Project title: On-farm management of cutworms in organic no-till corn
Investigator: Jeffrey Moyer, Rodale Institute Experimental Farm, Kutztown, PA
Project location: Kutztown, Pennsylvania
These study results are for the first two years (2008-2009) of a three-year field trial testing the efficacy of National Organic Program (NOP)-approved cutworm controls in an organic no-till corn system. The organic no-till system relies on leguminous cover crops rolled at corn planting to form a nitrogen-rich, weed-suppressive mat. While the rolled cover crop mat has shown excellent weed suppressive, erosion prevention, and energy- and time-saving capacities, it has also supported large cutworm populations and subsequent severe crop losses. Severe cutworm infestations reduced corn populations 34-67%. These losses noted at the Rodale Institute’s experimental farm, as well as by numerous farmers, motivated our study.

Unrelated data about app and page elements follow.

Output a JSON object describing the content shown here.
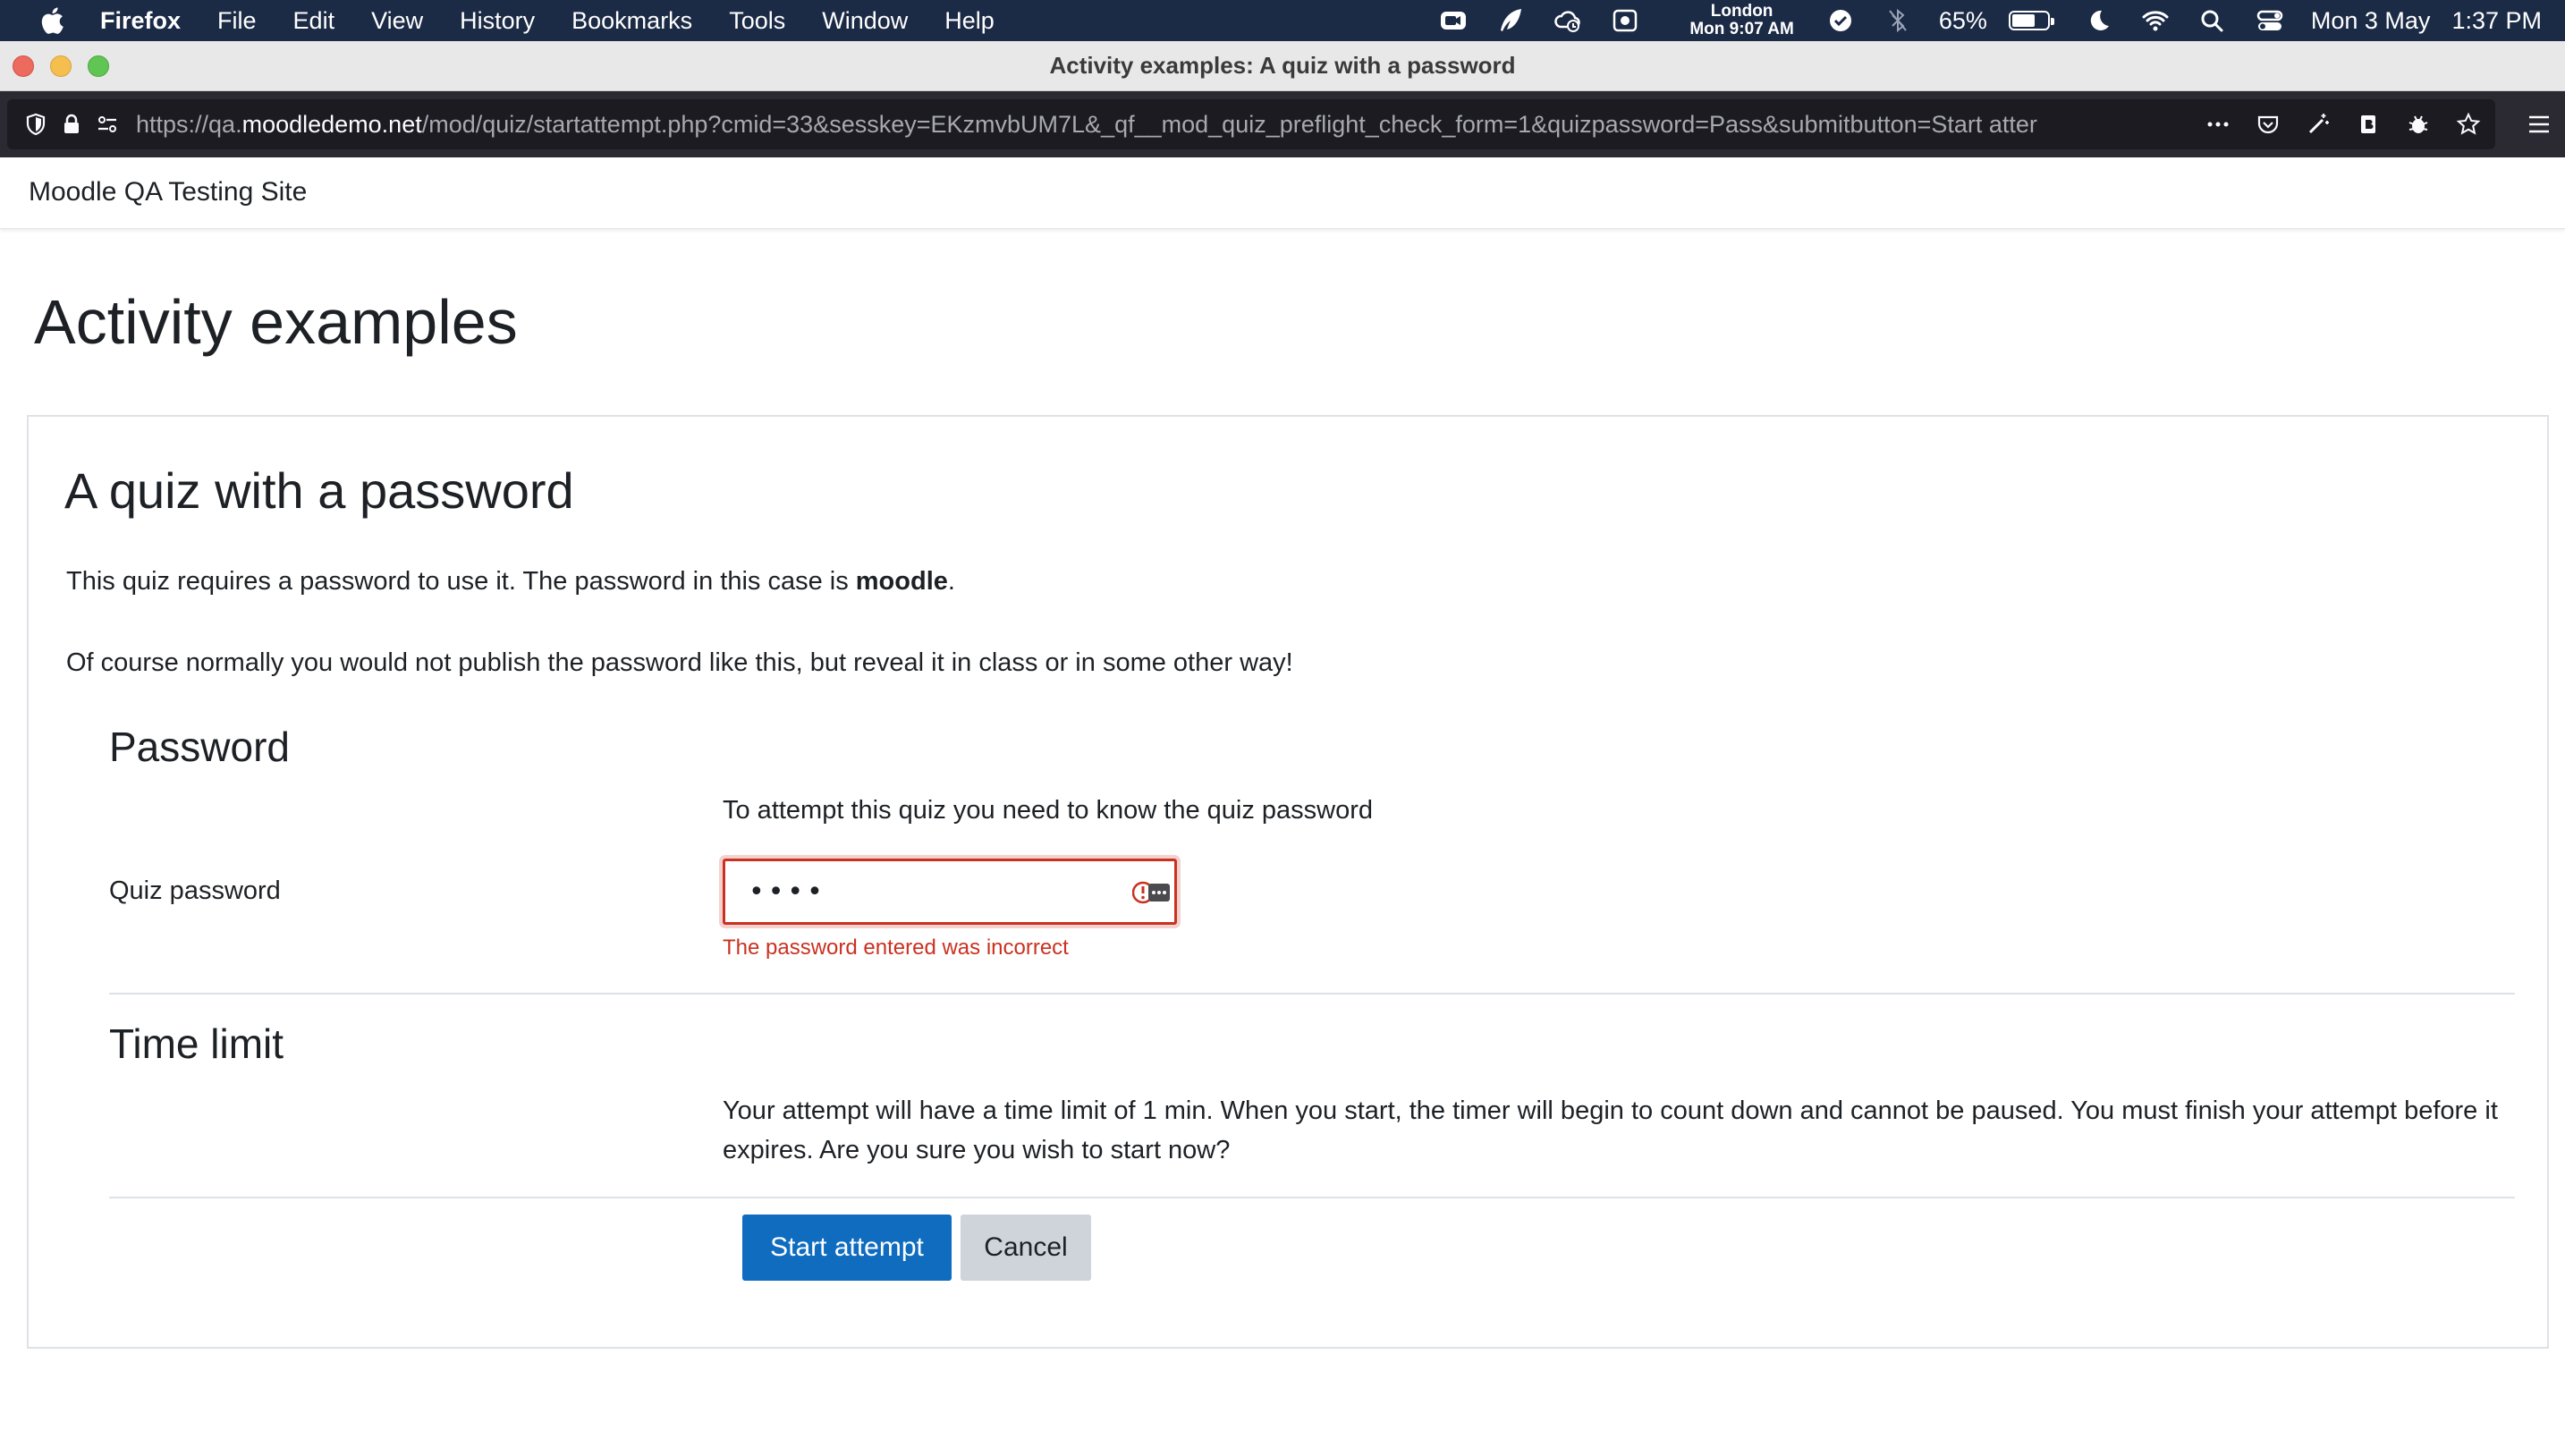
{
  "menubar": {
    "items": [
      "Firefox",
      "File",
      "Edit",
      "View",
      "History",
      "Bookmarks",
      "Tools",
      "Window",
      "Help"
    ],
    "clock_city": "London",
    "clock_time": "Mon 9:07 AM",
    "battery": "65%",
    "battery_level": 0.65,
    "datetime_date": "Mon 3 May",
    "datetime_time": "1:37 PM"
  },
  "window": {
    "title": "Activity examples: A quiz with a password"
  },
  "urlbar": {
    "prefix": "https://qa.",
    "domain": "moodledemo.net",
    "path": "/mod/quiz/startattempt.php?cmid=33&sesskey=EKzmvbUM7L&_qf__mod_quiz_preflight_check_form=1&quizpassword=Pass&submitbutton=Start atter"
  },
  "site": {
    "name": "Moodle QA Testing Site"
  },
  "page": {
    "heading": "Activity examples",
    "quiz_title": "A quiz with a password",
    "intro_p1_before": "This quiz requires a password to use it. The password in this case is ",
    "intro_p1_bold": "moodle",
    "intro_p1_after": ".",
    "intro_p2": "Of course normally you would not publish the password like this, but reveal it in class or in some other way!"
  },
  "password_section": {
    "title": "Password",
    "hint": "To attempt this quiz you need to know the quiz password",
    "label": "Quiz password",
    "value": "••••",
    "error": "The password entered was incorrect"
  },
  "time_section": {
    "title": "Time limit",
    "text": "Your attempt will have a time limit of 1 min. When you start, the timer will begin to count down and cannot be paused. You must finish your attempt before it expires. Are you sure you wish to start now?"
  },
  "buttons": {
    "start": "Start attempt",
    "cancel": "Cancel"
  },
  "colors": {
    "primary": "#0f6cbf",
    "error": "#ca3120",
    "secondary": "#ced4da"
  }
}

Black cutworm (Agrotis ipsilon) moths arrive in storm fronts in early spring and preferentially lay their eggs in lush cover crops, crop residue, or weeds. When temperatures exceed 50°F, the cutworm eggs begin to mature. Much like each corn variety requires a certain number of growing degree units (GDUs) to reach physiological maturity, developing cutworms also require a certain number of heat units to reach maturity (and their most damaging stage of development instars 3-5). From year to year, the timing of the peak influx, or biofix, of cutworm moth varies with the timing of weather front arrivals. Then from the biofix, heat units begin accumulating at different rates – faster for warm springs, slower for cool ones.
Cutworms are most damaging 312-430 heat units after the biofix. Generally, in eastern Pennsylvania, it takes about 30 days from the time of the biofix for the cutworm moth to mature to its developmental stage with greatest damage potential.